Of course most of the coins you are likely to collect were designed through very different means. Throughout much of the 19th and 20th centuries, engravers worked from artist sketches to produce models in clay. In order for the engraver to achieve the desired level of detail, these models would be much larger than the final coin. From the model, the engraver would progress through a series of castings refining the image and adding inscriptions. Finally a transfer engraving machine would reduce the image to its final size.
Regardless of whether the design is rendered using modern technologies or traditional engraving techniques, the end result is a device called the master hub. The master hub is an exact rendition of the target coin in hardened steel. The master hub will be used to create a master die, in which the coin design is in negative relief. From the master die any number of working hubs and then working dies will be fabricated.
It is from the working dies that coins will actually be struck. There are actually two working dies, an obverse and a reverse, for each coin. The die pairs are mounted in a coin press.
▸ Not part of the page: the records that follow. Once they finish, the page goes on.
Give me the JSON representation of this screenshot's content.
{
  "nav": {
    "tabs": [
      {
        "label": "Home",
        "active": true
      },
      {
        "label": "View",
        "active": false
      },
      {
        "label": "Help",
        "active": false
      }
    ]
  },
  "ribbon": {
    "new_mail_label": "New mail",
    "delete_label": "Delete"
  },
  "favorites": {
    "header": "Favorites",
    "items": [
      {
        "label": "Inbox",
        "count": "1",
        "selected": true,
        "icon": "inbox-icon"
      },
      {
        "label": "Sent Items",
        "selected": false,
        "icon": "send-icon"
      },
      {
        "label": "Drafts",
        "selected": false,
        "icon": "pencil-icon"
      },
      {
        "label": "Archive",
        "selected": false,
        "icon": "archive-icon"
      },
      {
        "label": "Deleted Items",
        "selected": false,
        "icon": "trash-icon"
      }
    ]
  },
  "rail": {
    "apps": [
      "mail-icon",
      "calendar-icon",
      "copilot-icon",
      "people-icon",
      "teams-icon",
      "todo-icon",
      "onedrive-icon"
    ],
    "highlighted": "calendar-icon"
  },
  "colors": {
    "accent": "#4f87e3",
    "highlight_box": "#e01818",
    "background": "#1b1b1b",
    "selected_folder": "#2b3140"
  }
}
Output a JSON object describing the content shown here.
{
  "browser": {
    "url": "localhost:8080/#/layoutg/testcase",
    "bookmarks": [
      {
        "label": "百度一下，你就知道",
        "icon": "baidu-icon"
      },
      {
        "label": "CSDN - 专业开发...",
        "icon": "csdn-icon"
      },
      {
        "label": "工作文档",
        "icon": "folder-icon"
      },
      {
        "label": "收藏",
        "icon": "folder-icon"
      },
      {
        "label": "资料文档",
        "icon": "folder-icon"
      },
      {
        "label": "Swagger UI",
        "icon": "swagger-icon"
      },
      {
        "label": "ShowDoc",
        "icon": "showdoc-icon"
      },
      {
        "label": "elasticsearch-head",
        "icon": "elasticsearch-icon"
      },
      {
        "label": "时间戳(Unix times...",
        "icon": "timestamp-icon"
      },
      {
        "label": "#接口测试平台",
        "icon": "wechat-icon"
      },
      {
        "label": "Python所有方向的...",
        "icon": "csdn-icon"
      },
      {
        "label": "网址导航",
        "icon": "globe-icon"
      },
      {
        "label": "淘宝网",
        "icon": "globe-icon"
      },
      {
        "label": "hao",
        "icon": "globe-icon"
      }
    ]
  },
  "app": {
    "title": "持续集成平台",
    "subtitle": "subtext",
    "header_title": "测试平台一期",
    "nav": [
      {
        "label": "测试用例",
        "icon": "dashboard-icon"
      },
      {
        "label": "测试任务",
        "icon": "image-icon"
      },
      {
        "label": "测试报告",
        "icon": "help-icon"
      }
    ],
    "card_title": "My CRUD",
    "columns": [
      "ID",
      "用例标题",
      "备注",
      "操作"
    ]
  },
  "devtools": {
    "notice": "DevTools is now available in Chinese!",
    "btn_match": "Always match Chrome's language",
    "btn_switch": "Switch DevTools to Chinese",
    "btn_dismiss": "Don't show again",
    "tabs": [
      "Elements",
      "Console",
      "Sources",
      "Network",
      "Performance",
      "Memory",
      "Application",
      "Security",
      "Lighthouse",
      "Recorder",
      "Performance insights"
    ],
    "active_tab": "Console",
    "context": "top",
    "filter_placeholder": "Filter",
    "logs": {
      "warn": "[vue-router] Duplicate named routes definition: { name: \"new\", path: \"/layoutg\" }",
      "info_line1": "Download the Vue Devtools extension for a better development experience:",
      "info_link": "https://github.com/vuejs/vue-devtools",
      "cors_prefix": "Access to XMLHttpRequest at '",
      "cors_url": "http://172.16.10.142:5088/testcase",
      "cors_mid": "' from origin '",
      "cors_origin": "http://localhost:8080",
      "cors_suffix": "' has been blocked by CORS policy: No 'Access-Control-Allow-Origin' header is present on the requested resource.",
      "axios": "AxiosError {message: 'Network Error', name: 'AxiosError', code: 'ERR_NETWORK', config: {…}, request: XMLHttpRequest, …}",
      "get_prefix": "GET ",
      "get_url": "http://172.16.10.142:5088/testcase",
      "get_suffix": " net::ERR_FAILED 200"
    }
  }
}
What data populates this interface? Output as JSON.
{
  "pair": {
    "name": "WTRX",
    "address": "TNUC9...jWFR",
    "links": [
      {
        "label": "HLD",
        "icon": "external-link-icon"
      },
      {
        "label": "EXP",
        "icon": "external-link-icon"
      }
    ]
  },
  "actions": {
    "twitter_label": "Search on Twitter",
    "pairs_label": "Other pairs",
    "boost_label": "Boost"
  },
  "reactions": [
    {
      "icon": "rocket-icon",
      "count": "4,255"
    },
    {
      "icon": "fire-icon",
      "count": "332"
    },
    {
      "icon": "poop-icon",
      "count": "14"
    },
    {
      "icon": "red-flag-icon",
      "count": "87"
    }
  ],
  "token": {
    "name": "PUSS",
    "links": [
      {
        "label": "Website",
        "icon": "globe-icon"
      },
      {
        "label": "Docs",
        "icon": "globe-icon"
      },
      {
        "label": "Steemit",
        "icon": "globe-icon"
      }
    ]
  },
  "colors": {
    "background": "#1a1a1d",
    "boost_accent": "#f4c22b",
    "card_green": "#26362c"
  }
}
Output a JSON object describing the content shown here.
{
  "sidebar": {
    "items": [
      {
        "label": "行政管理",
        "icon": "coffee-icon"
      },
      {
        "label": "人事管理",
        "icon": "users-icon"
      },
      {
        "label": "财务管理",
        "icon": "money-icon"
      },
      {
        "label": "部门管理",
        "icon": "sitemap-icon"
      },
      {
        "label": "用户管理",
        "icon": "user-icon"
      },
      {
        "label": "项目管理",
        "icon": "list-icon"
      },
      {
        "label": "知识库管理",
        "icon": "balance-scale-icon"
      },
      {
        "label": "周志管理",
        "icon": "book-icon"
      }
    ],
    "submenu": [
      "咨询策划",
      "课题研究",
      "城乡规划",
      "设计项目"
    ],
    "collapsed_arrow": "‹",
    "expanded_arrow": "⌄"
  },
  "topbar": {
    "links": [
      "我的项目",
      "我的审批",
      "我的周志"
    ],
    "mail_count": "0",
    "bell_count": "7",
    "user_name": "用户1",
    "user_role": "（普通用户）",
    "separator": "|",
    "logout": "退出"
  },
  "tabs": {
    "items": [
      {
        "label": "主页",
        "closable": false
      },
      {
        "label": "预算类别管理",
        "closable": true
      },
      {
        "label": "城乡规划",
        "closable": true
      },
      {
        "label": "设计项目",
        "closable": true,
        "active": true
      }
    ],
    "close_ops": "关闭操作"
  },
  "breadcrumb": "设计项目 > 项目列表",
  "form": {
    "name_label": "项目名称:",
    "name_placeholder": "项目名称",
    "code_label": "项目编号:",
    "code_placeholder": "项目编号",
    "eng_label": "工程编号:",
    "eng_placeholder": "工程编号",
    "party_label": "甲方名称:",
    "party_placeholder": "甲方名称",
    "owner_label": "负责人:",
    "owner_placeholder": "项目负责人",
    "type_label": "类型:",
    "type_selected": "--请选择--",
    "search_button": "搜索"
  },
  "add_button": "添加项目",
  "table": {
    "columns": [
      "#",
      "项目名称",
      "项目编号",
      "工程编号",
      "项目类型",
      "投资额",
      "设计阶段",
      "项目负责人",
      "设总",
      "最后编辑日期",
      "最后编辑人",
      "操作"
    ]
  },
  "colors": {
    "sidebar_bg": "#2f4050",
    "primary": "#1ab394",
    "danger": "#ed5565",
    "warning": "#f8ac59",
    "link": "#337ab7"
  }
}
Of interest to collectors regarding the evolution of coin design methods is the relationship of methodology to errors and varieties. For example, in the United States the practice of adding mint marks to coins has changed over the years. In the earliest days mint marks were added manually to each individual die. Over time, the Mint began incorporating mint marks in the master die and today the marks are part of the original design. As the process for adding the marks changed over time, so have the types and frequency of mint mark variations and errors.
In the United States, metal for coin production is procured from private contractors. For the circulating coinage (except for cents) strips of metal about 13 inches wide, 1,500 feet long, and the thickness of a coin are supplied. These strips are feed through a metal punching machine called a blanking press which stamps out blank disks the size of the target coin called a blank. For cents, the Mint buys metal already stamped into blanks.
Modern United States circulating coins are made using clad metal, in which a core of one type of metal is sandwiched between two layers of another metal. Since 1965, dimes, quarters, half dollars and dollars have been made from a copper core between two layers of copper-nickel. Cents are made from a zinc core clad with copper.
Once punched, blanks go through a series of processing steps to prepare them to be struck into a coin. The most important and universal preparation is a process called annealing. In annealing, the blank is heated in a furnace to about 1,500 degrees Fahrenheit to soften the metal and make in more workable. Other steps and the order in which they are performed vary by the different coins in production, but in general the blanks need to have their rough edges smoothed, misshapen blanks need to be culled from the batch, and blanks for most coins will be put through a machine called an upsetting mill which gives it a raised rim called the proto-rim. Once a blank has been through all the necessary preparations for minting it is called a planchet.
Having been properly prepared, planchets are fed into the coining press. The planchets first fall by gravity into a tube attached to the press and then are fed one at a time into the coining chamber where the obverse and reverse dies have been set. At this point the dies are also referred to as the hammer and anvil dies based on their respective roles in the striking process; the anvil die is stationary, and the hammer die makes the actual strike. A modern coin press is capable of striking upwards of 800 coins per minute.
The finished coins are ejected from the press and continue along the process. They are inspected for quality, counted, and finally bagged for distribution to banks where they will be placed into circulation.